## Data
+ + + +

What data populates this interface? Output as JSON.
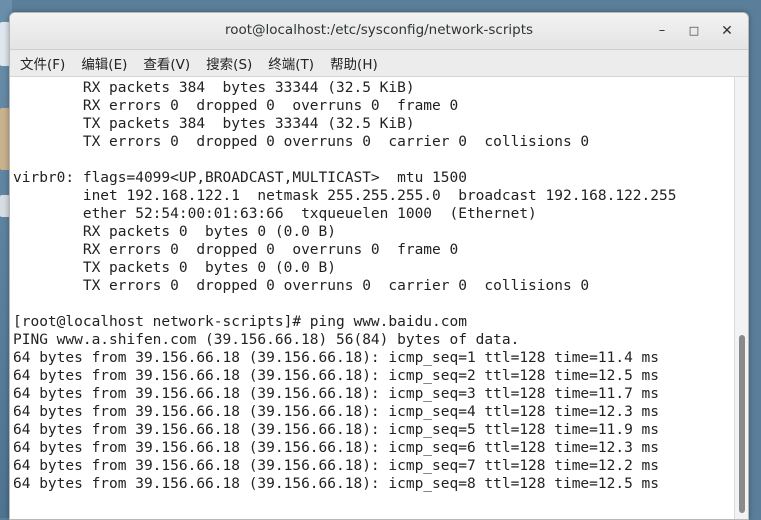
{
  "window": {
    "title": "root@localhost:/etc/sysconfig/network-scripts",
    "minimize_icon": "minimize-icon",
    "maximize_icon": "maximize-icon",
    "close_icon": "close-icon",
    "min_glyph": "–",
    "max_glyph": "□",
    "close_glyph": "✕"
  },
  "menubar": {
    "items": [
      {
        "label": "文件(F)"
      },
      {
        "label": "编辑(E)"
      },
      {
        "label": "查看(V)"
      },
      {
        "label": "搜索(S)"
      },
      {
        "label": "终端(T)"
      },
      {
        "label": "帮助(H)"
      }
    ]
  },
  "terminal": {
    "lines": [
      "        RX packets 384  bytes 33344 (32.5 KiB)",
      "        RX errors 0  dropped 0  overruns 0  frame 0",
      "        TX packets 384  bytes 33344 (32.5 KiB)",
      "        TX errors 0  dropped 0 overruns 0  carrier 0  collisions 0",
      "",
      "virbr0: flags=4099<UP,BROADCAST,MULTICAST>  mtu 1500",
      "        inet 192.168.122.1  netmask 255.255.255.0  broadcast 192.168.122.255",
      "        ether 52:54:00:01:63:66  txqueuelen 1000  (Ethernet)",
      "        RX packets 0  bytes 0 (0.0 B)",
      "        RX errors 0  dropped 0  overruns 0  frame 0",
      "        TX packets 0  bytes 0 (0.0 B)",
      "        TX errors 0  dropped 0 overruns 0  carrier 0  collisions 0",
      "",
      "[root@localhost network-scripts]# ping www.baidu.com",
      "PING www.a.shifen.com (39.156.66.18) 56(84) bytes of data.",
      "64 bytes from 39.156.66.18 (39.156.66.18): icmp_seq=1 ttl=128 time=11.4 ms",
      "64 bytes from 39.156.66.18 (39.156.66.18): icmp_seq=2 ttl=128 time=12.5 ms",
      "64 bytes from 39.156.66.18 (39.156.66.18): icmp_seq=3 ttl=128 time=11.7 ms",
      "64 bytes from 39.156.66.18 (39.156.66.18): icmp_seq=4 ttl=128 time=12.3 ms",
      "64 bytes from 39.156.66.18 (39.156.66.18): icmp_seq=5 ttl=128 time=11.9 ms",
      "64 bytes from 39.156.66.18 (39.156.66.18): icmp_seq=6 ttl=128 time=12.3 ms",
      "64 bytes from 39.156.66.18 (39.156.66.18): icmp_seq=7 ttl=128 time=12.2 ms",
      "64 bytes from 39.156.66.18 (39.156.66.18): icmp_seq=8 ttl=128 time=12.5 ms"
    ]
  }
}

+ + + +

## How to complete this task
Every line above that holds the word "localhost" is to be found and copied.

## Result of the exercise
    "title": "root@localhost:/etc/sysconfig/network-scripts",
      "[root@localhost network-scripts]# ping www.baidu.com",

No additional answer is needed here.